** Opening Task inputs block **

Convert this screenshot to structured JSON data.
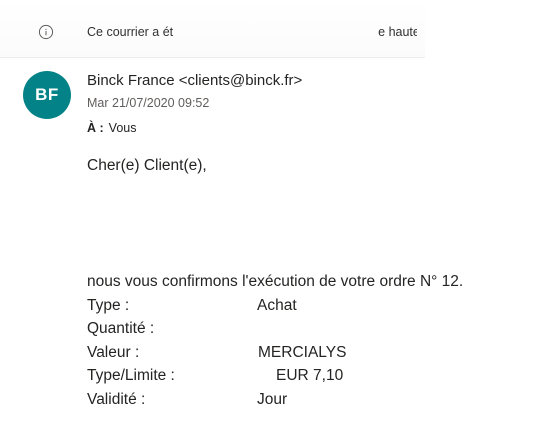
{
  "banner": {
    "text_start": "Ce courrier a ét",
    "text_end": "e haute"
  },
  "message": {
    "avatar_initials": "BF",
    "avatar_color": "#038387",
    "sender": "Binck France <clients@binck.fr>",
    "date": "Mar 21/07/2020 09:52",
    "to_label": "À :",
    "to_value": "Vous"
  },
  "body": {
    "greeting": "Cher(e) Client(e),",
    "confirmation": "nous vous confirmons l'exécution de votre ordre N° 12.",
    "rows": [
      {
        "label": "Type :",
        "value": "Achat"
      },
      {
        "label": "Quantité :",
        "value": ""
      },
      {
        "label": "Valeur :",
        "value": "MERCIALYS"
      },
      {
        "label": "Type/Limite :",
        "value": "EUR 7,10"
      },
      {
        "label": "Validité :",
        "value": "Jour"
      }
    ]
  }
}
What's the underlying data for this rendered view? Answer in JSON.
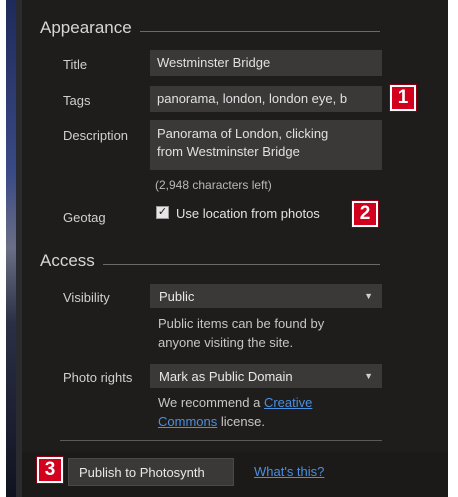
{
  "appearance": {
    "heading": "Appearance",
    "title_label": "Title",
    "title_value": "Westminster Bridge",
    "tags_label": "Tags",
    "tags_value": "panorama, london, london eye, b",
    "description_label": "Description",
    "description_line1": "Panorama of London, clicking",
    "description_line2": "from Westminster Bridge",
    "chars_left": "(2,948 characters left)",
    "geotag_label": "Geotag",
    "geotag_checkbox_label": "Use location from photos",
    "geotag_checked": true
  },
  "access": {
    "heading": "Access",
    "visibility_label": "Visibility",
    "visibility_value": "Public",
    "visibility_hint_line1": "Public items can be found by",
    "visibility_hint_line2": "anyone visiting the site.",
    "rights_label": "Photo rights",
    "rights_value": "Mark as Public Domain",
    "rights_hint_prefix": "We recommend a ",
    "rights_hint_link_line1": "Creative",
    "rights_hint_link_line2": "Commons",
    "rights_hint_suffix": " license."
  },
  "footer": {
    "publish_label": "Publish to Photosynth",
    "whats_this_label": "What's this?"
  },
  "callouts": {
    "one": "1",
    "two": "2",
    "three": "3"
  },
  "colors": {
    "panel_bg": "#1e1d1c",
    "field_bg": "#3a3938",
    "link": "#4b8fe0",
    "callout_red": "#d2001c"
  }
}
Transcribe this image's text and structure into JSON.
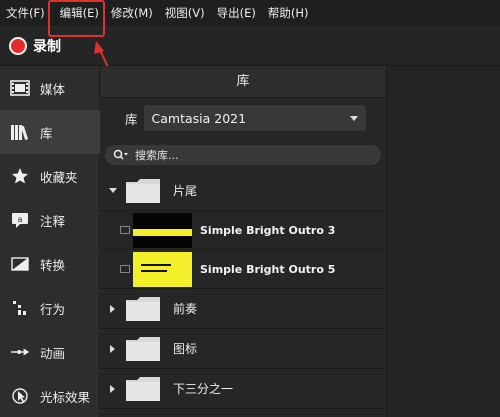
{
  "menu": {
    "items": [
      "文件(F)",
      "编辑(E)",
      "修改(M)",
      "视图(V)",
      "导出(E)",
      "帮助(H)"
    ]
  },
  "record": {
    "label": "录制"
  },
  "sidebar": {
    "items": [
      {
        "label": "媒体",
        "icon": "film-icon"
      },
      {
        "label": "库",
        "icon": "library-books-icon"
      },
      {
        "label": "收藏夹",
        "icon": "star-icon"
      },
      {
        "label": "注释",
        "icon": "callout-icon"
      },
      {
        "label": "转换",
        "icon": "transition-icon"
      },
      {
        "label": "行为",
        "icon": "behavior-icon"
      },
      {
        "label": "动画",
        "icon": "animation-arrow-icon"
      },
      {
        "label": "光标效果",
        "icon": "cursor-effects-icon"
      }
    ]
  },
  "library": {
    "header": "库",
    "row_label": "库",
    "selected": "Camtasia 2021",
    "search_placeholder": "搜索库...",
    "folders": [
      {
        "name": "片尾",
        "expanded": true
      },
      {
        "name": "前奏",
        "expanded": false
      },
      {
        "name": "图标",
        "expanded": false
      },
      {
        "name": "下三分之一",
        "expanded": false
      }
    ],
    "assets": [
      {
        "name": "Simple Bright Outro 3",
        "thumb_bg": "#050505",
        "band": "#f3f02a"
      },
      {
        "name": "Simple Bright Outro 5",
        "thumb_bg": "#f3f02a",
        "band": "#111111"
      }
    ]
  },
  "colors": {
    "accent_red": "#e22c2c",
    "highlight": "#e0312c",
    "panel_bg": "#262626"
  }
}
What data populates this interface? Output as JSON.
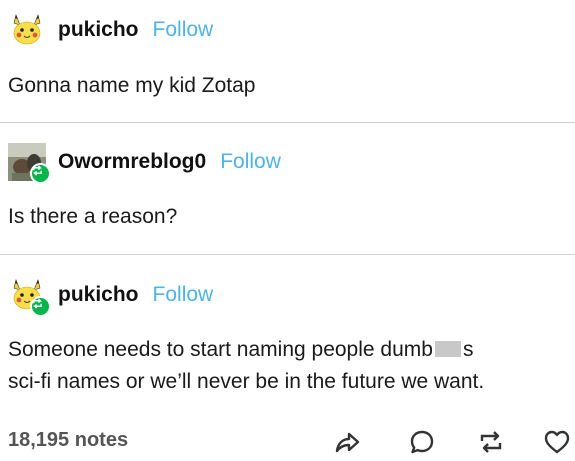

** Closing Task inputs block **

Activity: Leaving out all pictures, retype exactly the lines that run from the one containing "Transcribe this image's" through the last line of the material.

Your solution:
Transcribe this image's text and structure into JSON.
{
  "menu": {
    "items": [
      "文件(F)",
      "编辑(E)",
      "修改(M)",
      "视图(V)",
      "导出(E)",
      "帮助(H)"
    ]
  },
  "record": {
    "label": "录制"
  },
  "sidebar": {
    "items": [
      {
        "label": "媒体",
        "icon": "film-icon"
      },
      {
        "label": "库",
        "icon": "library-books-icon"
      },
      {
        "label": "收藏夹",
        "icon": "star-icon"
      },
      {
        "label": "注释",
        "icon": "callout-icon"
      },
      {
        "label": "转换",
        "icon": "transition-icon"
      },
      {
        "label": "行为",
        "icon": "behavior-icon"
      },
      {
        "label": "动画",
        "icon": "animation-arrow-icon"
      },
      {
        "label": "光标效果",
        "icon": "cursor-effects-icon"
      }
    ]
  },
  "library": {
    "header": "库",
    "row_label": "库",
    "selected": "Camtasia 2021",
    "search_placeholder": "搜索库...",
    "folders": [
      {
        "name": "片尾",
        "expanded": true
      },
      {
        "name": "前奏",
        "expanded": false
      },
      {
        "name": "图标",
        "expanded": false
      },
      {
        "name": "下三分之一",
        "expanded": false
      }
    ],
    "assets": [
      {
        "name": "Simple Bright Outro 3",
        "thumb_bg": "#050505",
        "band": "#f3f02a"
      },
      {
        "name": "Simple Bright Outro 5",
        "thumb_bg": "#f3f02a",
        "band": "#111111"
      }
    ]
  },
  "colors": {
    "accent_red": "#e22c2c",
    "highlight": "#e0312c",
    "panel_bg": "#262626"
  }
}
What data populates this interface? Output as JSON.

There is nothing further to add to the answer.